8. Landlord Obligations: Similarly, the lease should outline the responsibilities of the landlord, including providing necessary repairs, maintaining common areas, and respecting the tenant’s right to quiet enjoyment of the property.

9. Termination Clauses: The lease should include provisions for lease termination, including notice periods required for both the landlord and tenant. It should also address circumstances that may warrant early termination, such as breach of contract or sale of the property.

10. Dispute Resolution: Finally, the lease should outline the process for resolving disputes between the landlord and tenant, such as mediation, arbitration, or court proceedings.

Tips for Drafting a Residential Lease

When drafting a residential lease, it is important to ensure its enforceability and protect the rights and interests of both the landlord and tenant. Here are some tips to keep in mind:

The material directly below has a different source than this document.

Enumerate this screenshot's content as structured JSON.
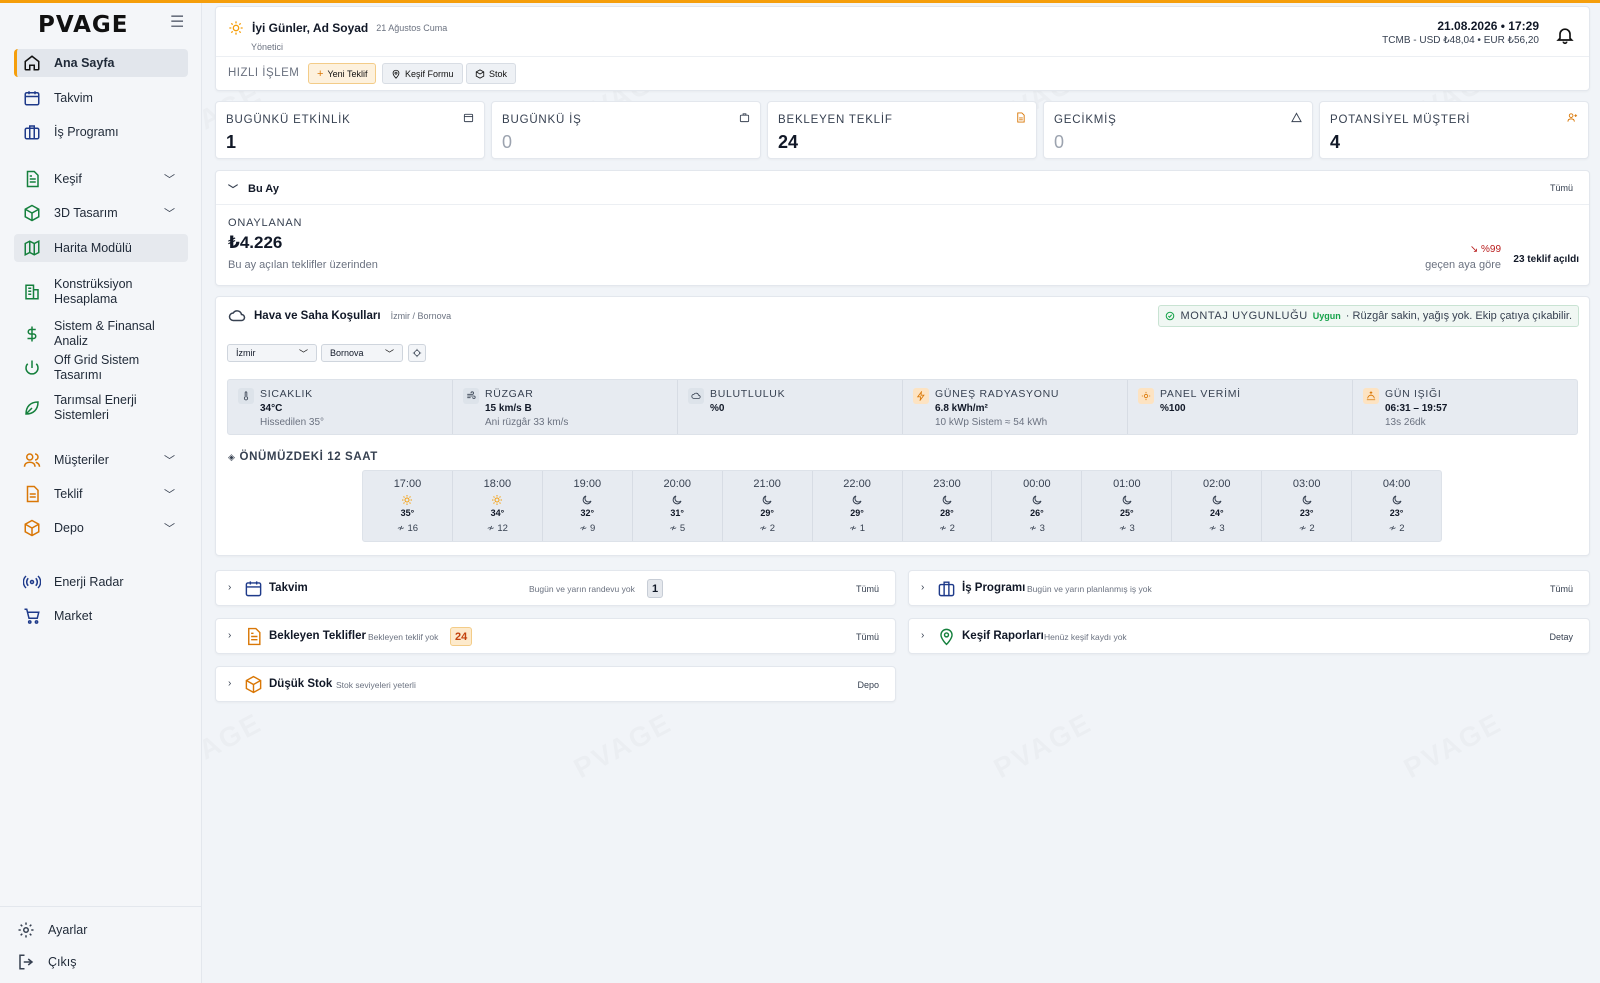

1. Use Clear and Concise Language: Avoid legal jargon and use plain, understandable language to make the lease accessible to all parties involved.

2. Include All Key Terms: Make sure to include all the necessary terms and conditions discussed earlier to leave no room for ambiguity or misunderstanding.

3. Consult Local Laws: Familiarize yourself with the local laws and regulations governing residential leases in the specific jurisdiction where the property is located. Consider incorporating necessary clauses or disclosures to comply with the law.

4. Seek Legal Advice: It is always wise to seek legal advice from a qualified property solicitor when drafting or reviewing a residential lease. They can guide you through the process and ensure compliance with all relevant legal requirements.


Residential leases are an integral part of property transactions, and as property practitioners, having a thorough understanding of their key components and nuances is crucial. By demystifying residential leases, we hope to empower you with the knowledge and confidence to navigate this aspect of property law effectively.

At SQE Property Law & Land Law, we are committed to providing expert insights and guidance to help you excel in property law. For further reading on related topics, we recommend the following articles:

Feel free to explore these articles to deepen your knowledge in related areas of property and contract law.

Disclaimer: This blog post is for informational purposes only and should not be construed as legal advice. Always consult with a qualified solicitor for advice on specific legal matters.